Your instructions:
Every line below that holds the string "的介质访问控制协议及物理层技术规范" must be copied.

Data excerpts:

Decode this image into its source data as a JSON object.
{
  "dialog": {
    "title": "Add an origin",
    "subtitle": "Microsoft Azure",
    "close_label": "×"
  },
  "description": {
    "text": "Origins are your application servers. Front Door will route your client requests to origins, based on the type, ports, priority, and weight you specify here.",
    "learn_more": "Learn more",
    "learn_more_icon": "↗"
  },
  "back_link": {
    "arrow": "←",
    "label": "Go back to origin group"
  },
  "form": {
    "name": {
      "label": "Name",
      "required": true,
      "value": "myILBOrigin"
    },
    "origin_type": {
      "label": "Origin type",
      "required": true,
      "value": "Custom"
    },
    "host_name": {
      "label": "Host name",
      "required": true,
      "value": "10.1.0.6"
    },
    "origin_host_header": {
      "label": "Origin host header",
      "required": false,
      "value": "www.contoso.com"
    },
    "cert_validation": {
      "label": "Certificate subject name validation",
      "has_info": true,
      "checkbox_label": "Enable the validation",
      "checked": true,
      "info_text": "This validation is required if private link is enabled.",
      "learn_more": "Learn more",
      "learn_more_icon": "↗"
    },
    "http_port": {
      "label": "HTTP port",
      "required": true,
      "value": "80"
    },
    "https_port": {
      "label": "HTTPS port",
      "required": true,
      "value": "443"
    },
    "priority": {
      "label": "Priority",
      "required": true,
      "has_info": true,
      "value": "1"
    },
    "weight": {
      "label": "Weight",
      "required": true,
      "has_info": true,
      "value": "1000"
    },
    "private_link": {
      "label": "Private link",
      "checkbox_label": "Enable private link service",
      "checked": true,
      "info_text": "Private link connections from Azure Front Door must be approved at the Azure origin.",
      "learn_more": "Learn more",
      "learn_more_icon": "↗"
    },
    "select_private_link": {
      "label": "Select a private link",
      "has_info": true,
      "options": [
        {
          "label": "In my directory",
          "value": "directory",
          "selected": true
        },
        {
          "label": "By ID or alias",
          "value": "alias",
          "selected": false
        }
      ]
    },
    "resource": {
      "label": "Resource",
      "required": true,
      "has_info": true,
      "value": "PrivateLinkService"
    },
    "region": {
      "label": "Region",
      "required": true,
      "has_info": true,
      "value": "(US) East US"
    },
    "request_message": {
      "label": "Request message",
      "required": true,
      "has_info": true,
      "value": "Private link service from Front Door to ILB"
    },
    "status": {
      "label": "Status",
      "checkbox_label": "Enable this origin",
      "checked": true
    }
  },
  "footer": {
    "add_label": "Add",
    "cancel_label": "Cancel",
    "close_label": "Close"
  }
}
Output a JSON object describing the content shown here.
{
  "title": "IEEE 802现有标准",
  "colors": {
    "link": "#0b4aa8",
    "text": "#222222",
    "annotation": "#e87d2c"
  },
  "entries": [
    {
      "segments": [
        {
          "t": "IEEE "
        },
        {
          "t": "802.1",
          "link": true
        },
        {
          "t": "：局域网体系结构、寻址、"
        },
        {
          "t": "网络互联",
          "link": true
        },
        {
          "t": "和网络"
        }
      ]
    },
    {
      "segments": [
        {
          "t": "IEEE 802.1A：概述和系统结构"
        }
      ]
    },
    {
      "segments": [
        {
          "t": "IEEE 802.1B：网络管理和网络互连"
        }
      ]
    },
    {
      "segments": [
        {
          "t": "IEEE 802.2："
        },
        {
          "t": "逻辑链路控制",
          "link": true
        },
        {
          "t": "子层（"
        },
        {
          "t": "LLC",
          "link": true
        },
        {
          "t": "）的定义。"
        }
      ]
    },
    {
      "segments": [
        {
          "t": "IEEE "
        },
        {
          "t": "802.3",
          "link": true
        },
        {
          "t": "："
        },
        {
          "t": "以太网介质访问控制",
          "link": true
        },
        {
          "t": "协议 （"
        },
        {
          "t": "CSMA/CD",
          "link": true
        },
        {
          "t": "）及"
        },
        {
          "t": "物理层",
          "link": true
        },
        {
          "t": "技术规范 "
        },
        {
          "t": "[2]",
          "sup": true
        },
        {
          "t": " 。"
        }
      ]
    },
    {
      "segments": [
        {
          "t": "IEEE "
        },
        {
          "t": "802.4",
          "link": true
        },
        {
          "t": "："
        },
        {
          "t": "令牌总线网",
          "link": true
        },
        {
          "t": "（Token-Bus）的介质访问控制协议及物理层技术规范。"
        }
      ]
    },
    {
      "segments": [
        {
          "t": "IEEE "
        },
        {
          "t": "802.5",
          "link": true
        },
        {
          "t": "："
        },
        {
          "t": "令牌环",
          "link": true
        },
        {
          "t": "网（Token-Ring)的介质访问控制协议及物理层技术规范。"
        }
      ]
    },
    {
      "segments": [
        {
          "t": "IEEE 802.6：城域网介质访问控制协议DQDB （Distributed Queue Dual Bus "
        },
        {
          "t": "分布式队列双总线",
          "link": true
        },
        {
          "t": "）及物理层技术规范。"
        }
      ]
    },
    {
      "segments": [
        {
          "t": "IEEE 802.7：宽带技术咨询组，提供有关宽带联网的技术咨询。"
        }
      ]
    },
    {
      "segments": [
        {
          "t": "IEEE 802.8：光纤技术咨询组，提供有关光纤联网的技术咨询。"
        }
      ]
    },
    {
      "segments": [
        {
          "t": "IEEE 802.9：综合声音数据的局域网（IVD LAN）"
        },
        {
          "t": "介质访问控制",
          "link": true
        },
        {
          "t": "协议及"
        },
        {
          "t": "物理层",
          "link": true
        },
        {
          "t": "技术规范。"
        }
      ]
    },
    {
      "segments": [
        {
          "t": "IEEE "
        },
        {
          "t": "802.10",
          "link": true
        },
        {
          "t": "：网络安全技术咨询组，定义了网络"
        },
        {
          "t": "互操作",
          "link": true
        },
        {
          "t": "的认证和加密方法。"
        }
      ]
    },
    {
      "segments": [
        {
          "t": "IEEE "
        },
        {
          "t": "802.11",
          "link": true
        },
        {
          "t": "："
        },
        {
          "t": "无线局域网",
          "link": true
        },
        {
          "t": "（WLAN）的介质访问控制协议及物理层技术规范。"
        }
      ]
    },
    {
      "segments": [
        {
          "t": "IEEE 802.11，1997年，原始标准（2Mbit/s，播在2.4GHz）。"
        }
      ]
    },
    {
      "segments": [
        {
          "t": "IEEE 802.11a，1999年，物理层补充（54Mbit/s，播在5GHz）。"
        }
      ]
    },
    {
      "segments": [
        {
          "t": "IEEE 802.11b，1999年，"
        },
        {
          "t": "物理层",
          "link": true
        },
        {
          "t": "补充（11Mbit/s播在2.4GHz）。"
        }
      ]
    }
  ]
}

Answer to this problem:
          "t": "（Token-Bus）的介质访问控制协议及物理层技术规范。"
          "t": "网（Token-Ring)的介质访问控制协议及物理层技术规范。"
          "t": "（WLAN）的介质访问控制协议及物理层技术规范。"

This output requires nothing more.